Another Reason to Avoid a Broken Heart
May 28, 2014
Another Reason to Avoid a Broken Heart: Good Mental Health may benefit your Cardiovascular Health
Anne Murphy, Ph.D.,
Psychologist at Washington Health System Behavioral Health
Have you ever worried about your risk or a loved one’s risk for cardiovascular disease, the leading cause of death in our nation? If you answered yes to this question, you may be aware of the role of family history and the recommended ways to keep your heart healthy and avoid cardiovascular disease. Eliminating smoking, exercising regularly, eating a heart healthy diet, maintaining a healthy weight, and getting regular health screenings are among the top behaviors recommended to lower your risk of cardiovascular disease.
Did you know that your emotions, moods, stress level and even personality may also affect your heart? Once viewed as separate entities, the mind and body are becoming increasingly linked together in scientific research. As a result, more attention has been paid to the ways mental health functioning influences the risk for heart disease and other forms of disease. In addition to maintaining health healthy habits, lowering the risk of cardiovascular disease may involve avoiding depression, anxiety, social isolation and the effects of harmful stress.
Stress is thought to be especially relevant to the relationship between mental health and heart health. Personality and individual differences may determine to what extent an individual will be affected by stress along with what forms of stress an individual will find disturbing. Stress may be most harmful to individuals who lean toward negative thinking about life circumstances, are highly reactive to stress, and confront a type of stress that is personally disturbing. Personality traits such as a tendency to withhold and internalize negative emotion may also make an individual more susceptible to the effects of stress that can affect cardiovascular health.
According to John M. Costello, Jr. MD, Medical Director of Non-Invasive Cardiology and Cardiac Rehabilitation at Washington Health System Cardiovascular Care, stress can exert a negative influence on heart health by causing biochemical changes that constrict arteries and encourage the formation of blockages. One of the most salient examples of the potential impact of stress on the cardiovascular system is seen in instances of Takotsubo Cardiomyopathy, also known as “Broken Heart Syndrome.” Dr. Costello explains that Takotsubo Cardiomyopathy is a type of cardiomyopathy that involves a sudden temporary weakening of the myocardium that can be triggered by severe emotional stress caused by a terrible life event such as the death of a loved one. In Japanese, Takotsubo means “fishing pot for trapping octopus.” Takotsubo Cardiomyopathy was named after the Japanese octopus trap because the left ventricle dysfunction in this type of cardiomyopathy resembles the shape of the fishing pot used for trapping octopus. Dr. Costello explains that treatment of Takotsubo Cardiomyopathy is usually supportive in nature and short-term resolution is expected. Long-term outcomes for individuals who suffered “Broken Heart Syndrome” are not as well known.

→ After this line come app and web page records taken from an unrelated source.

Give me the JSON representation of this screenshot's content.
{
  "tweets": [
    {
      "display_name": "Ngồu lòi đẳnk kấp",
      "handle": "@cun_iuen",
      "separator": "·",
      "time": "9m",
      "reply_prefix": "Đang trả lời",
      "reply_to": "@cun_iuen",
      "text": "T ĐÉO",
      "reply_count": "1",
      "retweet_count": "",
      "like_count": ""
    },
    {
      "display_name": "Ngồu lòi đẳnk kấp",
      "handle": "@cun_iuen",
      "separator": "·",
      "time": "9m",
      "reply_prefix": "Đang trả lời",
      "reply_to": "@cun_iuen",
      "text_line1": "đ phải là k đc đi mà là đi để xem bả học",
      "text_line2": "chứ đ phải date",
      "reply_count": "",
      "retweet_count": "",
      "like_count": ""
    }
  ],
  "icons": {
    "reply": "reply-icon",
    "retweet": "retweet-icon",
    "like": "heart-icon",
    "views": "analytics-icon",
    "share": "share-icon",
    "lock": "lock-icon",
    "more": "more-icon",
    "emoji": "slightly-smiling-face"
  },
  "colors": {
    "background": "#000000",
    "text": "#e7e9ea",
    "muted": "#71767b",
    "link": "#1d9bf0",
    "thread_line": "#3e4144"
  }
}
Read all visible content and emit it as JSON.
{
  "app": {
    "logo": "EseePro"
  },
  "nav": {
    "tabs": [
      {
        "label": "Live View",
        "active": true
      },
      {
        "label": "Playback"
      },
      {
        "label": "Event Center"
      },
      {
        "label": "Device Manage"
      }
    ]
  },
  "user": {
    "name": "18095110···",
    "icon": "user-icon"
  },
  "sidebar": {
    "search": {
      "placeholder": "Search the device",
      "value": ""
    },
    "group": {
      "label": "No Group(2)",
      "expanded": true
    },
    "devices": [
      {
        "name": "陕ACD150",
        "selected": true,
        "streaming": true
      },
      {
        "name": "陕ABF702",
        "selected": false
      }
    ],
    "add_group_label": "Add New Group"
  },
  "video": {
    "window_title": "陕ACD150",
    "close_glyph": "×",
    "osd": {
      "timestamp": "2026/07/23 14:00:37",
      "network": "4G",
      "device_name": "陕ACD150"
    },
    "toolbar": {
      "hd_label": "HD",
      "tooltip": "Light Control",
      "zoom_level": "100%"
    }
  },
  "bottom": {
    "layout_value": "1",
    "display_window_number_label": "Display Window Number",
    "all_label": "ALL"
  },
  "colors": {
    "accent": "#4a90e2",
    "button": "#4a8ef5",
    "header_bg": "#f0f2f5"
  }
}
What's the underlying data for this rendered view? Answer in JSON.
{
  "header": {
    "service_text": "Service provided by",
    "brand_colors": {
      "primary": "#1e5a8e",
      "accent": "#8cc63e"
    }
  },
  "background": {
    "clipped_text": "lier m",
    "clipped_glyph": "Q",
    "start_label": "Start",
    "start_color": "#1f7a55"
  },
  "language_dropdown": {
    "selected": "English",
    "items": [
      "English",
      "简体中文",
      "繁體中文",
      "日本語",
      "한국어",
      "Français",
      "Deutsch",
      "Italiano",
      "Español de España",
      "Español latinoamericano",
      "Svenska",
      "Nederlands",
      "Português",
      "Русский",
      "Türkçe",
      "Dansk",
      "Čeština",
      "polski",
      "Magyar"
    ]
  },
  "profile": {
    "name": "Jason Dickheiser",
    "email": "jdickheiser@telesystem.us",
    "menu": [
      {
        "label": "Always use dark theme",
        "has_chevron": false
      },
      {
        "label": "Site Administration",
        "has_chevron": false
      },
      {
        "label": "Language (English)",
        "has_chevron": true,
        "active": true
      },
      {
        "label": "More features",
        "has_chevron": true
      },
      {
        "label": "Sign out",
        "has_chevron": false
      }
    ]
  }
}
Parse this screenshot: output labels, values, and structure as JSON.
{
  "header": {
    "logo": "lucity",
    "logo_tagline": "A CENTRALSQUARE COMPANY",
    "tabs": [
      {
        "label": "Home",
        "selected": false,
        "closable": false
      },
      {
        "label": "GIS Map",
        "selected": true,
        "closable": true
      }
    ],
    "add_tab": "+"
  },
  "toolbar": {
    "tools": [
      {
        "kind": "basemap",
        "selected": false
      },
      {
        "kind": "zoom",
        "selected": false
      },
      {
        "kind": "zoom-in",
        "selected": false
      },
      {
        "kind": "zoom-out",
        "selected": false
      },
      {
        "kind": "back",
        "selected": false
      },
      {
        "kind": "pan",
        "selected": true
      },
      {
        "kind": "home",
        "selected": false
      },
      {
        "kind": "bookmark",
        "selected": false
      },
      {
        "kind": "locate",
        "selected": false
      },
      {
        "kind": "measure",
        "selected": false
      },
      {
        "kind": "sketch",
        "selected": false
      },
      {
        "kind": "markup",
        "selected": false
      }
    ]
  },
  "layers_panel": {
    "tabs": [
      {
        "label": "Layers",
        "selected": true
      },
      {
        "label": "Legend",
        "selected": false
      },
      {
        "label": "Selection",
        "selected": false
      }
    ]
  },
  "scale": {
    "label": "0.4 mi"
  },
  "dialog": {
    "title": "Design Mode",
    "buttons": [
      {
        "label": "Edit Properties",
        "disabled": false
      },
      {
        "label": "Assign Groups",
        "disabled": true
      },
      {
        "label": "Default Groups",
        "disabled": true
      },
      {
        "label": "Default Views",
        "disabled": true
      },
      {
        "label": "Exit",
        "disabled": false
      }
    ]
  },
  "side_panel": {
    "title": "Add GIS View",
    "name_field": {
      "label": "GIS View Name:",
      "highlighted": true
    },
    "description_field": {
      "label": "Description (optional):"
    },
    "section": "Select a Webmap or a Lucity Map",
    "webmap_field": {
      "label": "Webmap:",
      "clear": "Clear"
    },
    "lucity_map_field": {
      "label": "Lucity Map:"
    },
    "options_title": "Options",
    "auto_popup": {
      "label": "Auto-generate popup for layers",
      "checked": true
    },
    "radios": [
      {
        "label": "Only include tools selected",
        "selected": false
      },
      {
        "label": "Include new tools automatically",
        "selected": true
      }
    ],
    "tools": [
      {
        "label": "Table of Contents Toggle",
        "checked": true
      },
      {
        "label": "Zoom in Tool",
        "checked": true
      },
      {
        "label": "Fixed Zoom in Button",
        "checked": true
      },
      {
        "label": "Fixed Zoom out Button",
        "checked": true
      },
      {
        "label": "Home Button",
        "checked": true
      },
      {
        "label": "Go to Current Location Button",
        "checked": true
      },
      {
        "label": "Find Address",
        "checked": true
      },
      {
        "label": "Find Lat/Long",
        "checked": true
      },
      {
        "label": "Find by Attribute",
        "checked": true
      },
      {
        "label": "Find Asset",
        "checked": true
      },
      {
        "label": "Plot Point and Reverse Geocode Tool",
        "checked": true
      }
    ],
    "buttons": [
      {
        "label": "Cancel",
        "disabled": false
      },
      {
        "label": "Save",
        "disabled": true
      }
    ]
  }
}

In addition to stress, mood disturbance can also affect the health negatively. Mental health problems such as depression may heighten an individual’s risk for heart disease. And for those confronting a chronic cardiac condition, depression may be a normal reaction to illness that interferes with cardiac rehabilitation. Whether a precursor or reaction to illness, depressive symptoms are both a risk factor for heart disease and a condition that interferes with successful rehabilitation from a cardiac event. The connection between mood and heart health is thought to exist because depression can involve biological and chemical changes in the brain that can influence the cardiovascular system along with other systems in the body. The mood-heart connection highlights the importance of avoiding depression and circumstances connected to depression including social isolation.
Managing your stress level and mood are clearly important measures to take in the prevention of heart disease and rehabilitation from a cardiac event, in addition to heart healthy behaviors. Toward that end, the following items are recommended:
- Monitor your mood and aim to address symptoms of depression and anxiety. Be aware of your thoughts and how your thoughts can influence your mood. Try to replace dysfunctional thoughts with functional thoughts that will minimize depression and anxiety.
- Express your emotions when needed and develop healthy ways of coping with unpleasant feelings. Try to maintain social connections with others with whom you can share your thoughts, feelings and concerns.
- Monitor and manage your level of stress. Be aware of your personality and level of reactivity to stress. Aim to reduce stress by following heart healthy habits, avoiding harmful relationships, and practicing relaxation and mindfulness.
For more information please find:
Aggie Casey M.S. and Herbert Benson, MD. (2004) Mind Your Heart: A Mind/Body Approach to Stress Management, Exercise, and Nutrition for Heart Health. Simon & Shuster, Inc; New York, NY.
Virani, S. S., Khan A. N., Mendoza, C. E., Ferreira, A. C. and de Marchena, E. (2007). Takotsubo Cardiomyopathy, or Broken Heart Syndrome. Texas Heart Institute Journal. 34(1), 76-79.